The data:
Content starts
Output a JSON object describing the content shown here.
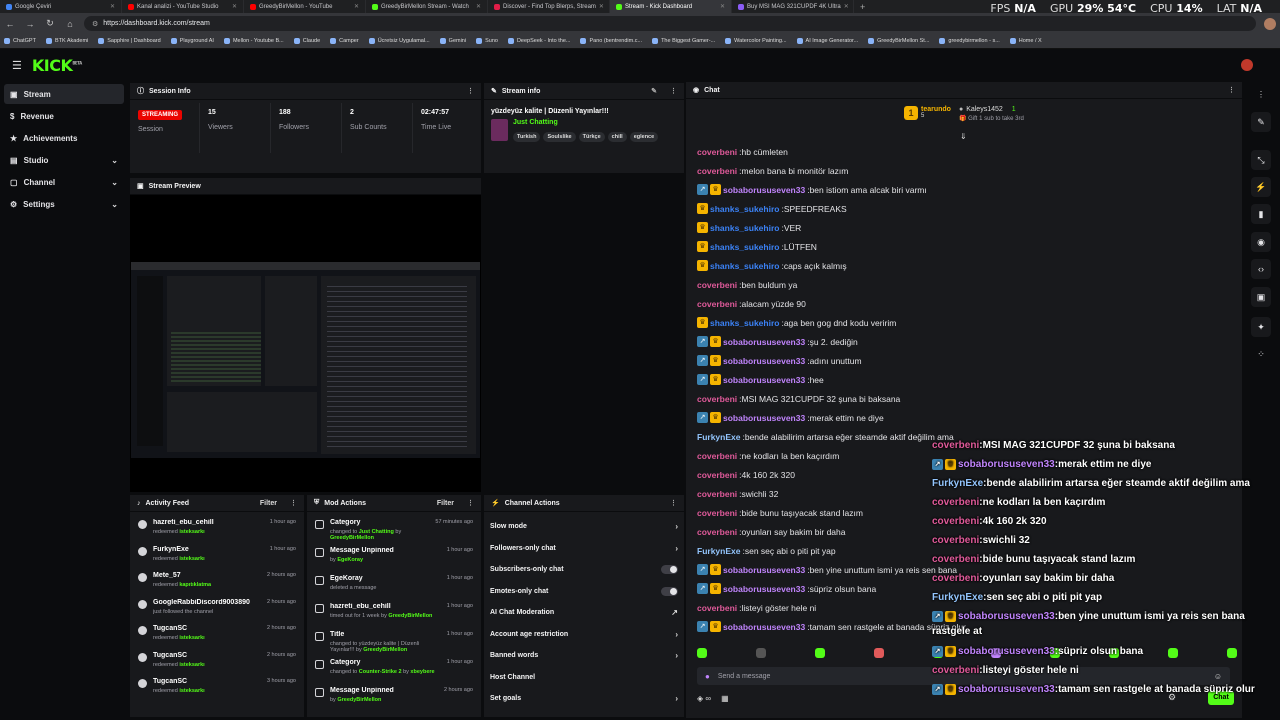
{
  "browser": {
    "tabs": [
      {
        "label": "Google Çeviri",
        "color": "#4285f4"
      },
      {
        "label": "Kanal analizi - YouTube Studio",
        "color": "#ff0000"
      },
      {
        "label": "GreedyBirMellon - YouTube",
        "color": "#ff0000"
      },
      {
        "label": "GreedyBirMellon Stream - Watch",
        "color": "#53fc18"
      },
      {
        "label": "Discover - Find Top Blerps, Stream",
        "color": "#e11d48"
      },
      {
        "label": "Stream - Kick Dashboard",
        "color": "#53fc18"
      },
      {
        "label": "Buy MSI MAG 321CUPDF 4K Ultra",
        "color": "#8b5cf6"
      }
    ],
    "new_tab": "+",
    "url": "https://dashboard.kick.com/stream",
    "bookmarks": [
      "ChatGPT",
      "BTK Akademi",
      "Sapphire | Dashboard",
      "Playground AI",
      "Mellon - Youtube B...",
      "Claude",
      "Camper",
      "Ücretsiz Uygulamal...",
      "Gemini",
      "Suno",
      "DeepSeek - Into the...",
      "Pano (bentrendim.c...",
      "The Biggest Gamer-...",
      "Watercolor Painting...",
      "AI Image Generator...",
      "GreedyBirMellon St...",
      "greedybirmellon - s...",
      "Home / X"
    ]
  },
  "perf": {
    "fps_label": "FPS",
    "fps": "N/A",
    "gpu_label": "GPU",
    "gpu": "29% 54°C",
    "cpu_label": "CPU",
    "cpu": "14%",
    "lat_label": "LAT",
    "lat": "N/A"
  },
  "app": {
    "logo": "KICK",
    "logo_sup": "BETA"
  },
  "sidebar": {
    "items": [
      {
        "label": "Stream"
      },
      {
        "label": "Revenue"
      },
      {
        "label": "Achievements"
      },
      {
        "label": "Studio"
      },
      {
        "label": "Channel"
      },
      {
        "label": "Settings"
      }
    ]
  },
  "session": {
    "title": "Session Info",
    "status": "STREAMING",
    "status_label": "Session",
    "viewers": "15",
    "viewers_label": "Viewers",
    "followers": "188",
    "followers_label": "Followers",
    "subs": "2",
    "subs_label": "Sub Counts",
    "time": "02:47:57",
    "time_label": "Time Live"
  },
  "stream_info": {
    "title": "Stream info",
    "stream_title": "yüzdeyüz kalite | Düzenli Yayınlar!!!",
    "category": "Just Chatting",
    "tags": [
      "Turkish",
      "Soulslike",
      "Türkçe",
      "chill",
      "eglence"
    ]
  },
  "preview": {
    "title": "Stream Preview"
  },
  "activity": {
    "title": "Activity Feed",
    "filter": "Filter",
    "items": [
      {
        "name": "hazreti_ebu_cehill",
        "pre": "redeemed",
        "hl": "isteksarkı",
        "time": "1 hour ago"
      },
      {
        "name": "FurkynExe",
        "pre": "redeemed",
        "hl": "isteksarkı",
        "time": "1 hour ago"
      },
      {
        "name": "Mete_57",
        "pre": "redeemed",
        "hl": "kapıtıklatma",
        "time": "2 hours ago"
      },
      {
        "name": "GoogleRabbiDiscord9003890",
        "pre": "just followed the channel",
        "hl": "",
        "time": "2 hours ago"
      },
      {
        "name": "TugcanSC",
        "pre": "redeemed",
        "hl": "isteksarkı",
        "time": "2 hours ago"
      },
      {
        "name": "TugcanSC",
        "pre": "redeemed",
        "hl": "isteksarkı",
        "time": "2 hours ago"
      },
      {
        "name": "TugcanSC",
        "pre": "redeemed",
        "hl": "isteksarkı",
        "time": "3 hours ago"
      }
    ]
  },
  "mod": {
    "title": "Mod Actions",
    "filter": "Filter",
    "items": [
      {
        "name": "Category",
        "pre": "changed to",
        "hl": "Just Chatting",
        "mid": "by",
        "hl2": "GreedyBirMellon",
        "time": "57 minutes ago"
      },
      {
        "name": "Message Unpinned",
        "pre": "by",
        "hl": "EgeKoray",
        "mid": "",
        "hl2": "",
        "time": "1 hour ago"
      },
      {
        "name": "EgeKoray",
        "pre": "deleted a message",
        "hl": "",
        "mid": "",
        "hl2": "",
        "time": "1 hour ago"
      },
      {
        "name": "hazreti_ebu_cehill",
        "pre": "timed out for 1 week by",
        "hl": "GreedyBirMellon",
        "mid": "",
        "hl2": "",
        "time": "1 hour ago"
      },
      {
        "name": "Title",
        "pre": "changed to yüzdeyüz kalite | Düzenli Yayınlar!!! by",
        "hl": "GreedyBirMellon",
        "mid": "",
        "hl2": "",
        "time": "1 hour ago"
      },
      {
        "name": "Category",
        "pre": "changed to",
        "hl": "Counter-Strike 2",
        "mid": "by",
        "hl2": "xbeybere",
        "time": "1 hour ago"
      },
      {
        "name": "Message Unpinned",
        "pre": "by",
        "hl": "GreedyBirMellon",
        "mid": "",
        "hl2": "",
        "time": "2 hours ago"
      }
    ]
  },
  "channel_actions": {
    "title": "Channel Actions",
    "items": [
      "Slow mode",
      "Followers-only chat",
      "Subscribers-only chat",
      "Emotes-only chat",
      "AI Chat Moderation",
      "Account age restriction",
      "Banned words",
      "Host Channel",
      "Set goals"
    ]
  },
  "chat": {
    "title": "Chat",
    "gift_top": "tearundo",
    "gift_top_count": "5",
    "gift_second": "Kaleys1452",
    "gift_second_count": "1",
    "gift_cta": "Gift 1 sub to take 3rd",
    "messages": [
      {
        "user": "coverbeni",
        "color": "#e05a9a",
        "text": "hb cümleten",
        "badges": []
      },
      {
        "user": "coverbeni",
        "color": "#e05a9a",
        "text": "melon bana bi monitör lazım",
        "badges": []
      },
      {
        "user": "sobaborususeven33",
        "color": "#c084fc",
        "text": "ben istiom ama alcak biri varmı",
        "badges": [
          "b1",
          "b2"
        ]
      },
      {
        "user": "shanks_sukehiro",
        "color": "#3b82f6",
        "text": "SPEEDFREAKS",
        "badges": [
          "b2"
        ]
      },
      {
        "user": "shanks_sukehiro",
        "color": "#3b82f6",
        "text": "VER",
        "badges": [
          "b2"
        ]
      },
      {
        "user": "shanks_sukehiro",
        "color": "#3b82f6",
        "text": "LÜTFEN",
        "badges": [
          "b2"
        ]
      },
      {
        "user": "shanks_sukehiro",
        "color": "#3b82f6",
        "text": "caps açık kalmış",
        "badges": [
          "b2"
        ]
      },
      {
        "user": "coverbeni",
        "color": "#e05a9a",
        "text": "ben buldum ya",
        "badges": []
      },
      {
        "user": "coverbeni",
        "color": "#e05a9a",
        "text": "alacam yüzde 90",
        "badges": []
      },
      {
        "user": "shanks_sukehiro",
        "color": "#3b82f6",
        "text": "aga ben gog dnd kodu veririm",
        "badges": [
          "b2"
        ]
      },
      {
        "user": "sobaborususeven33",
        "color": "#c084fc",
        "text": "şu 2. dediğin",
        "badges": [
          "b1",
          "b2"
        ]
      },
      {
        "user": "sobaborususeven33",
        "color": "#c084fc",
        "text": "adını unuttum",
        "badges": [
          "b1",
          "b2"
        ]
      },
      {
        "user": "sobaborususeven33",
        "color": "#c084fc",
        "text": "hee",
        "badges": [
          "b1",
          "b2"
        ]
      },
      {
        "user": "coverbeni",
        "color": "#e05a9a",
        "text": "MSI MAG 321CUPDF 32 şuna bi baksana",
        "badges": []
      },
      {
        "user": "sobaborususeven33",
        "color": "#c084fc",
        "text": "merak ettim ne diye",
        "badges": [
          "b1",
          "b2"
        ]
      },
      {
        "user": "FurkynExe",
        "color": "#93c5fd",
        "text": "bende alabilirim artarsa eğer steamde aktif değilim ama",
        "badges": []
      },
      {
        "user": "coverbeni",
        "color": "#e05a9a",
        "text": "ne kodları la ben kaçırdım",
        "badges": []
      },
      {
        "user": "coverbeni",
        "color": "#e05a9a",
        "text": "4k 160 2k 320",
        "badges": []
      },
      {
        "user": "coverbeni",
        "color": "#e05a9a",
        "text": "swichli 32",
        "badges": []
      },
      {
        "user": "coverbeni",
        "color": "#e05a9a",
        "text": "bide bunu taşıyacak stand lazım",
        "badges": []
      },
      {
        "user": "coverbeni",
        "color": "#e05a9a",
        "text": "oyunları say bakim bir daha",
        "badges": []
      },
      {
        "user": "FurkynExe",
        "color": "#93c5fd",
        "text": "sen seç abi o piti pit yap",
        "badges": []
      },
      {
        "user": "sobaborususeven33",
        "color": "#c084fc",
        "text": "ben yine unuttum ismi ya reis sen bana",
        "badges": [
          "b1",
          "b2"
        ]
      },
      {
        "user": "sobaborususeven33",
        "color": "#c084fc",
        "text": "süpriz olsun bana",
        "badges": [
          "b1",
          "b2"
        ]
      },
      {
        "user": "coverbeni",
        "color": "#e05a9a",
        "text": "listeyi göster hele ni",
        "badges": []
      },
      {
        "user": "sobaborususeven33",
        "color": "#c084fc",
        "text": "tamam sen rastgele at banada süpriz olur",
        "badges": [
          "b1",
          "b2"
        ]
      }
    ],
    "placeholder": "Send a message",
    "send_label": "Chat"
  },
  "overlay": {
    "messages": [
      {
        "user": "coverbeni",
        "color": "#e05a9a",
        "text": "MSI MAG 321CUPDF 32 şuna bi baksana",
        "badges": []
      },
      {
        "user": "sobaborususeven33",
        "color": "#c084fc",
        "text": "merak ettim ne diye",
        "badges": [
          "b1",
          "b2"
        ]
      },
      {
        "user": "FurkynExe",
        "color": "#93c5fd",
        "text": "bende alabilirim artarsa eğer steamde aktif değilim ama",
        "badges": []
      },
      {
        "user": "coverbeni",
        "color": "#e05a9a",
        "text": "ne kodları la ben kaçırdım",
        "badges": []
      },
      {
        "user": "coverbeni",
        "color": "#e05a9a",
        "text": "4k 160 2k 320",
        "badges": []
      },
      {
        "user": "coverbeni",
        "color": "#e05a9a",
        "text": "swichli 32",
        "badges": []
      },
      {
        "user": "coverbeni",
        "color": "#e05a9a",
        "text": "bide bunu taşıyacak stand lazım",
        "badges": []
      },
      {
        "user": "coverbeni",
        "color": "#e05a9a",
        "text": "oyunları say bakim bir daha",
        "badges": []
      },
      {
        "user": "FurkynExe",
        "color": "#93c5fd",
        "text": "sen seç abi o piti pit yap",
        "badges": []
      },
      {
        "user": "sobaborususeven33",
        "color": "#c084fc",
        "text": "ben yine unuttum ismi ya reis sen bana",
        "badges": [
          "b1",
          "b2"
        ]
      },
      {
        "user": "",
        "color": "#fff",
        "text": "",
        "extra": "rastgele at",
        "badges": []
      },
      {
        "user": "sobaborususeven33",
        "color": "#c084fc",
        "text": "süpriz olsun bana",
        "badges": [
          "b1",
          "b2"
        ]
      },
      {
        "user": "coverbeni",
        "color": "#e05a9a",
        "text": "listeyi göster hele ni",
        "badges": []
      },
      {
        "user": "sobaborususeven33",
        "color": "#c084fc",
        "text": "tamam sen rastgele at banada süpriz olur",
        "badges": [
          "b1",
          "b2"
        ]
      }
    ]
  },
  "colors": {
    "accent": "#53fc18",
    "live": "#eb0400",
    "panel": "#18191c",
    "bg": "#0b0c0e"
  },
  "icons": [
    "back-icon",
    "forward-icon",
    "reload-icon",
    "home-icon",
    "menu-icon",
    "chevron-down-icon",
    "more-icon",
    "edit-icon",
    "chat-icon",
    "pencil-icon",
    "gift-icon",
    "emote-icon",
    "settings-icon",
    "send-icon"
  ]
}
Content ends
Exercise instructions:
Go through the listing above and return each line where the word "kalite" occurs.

Answer to this problem:
    "stream_title": "yüzdeyüz kalite | Düzenli Yayınlar!!!",
        "pre": "changed to yüzdeyüz kalite | Düzenli Yayınlar!!! by",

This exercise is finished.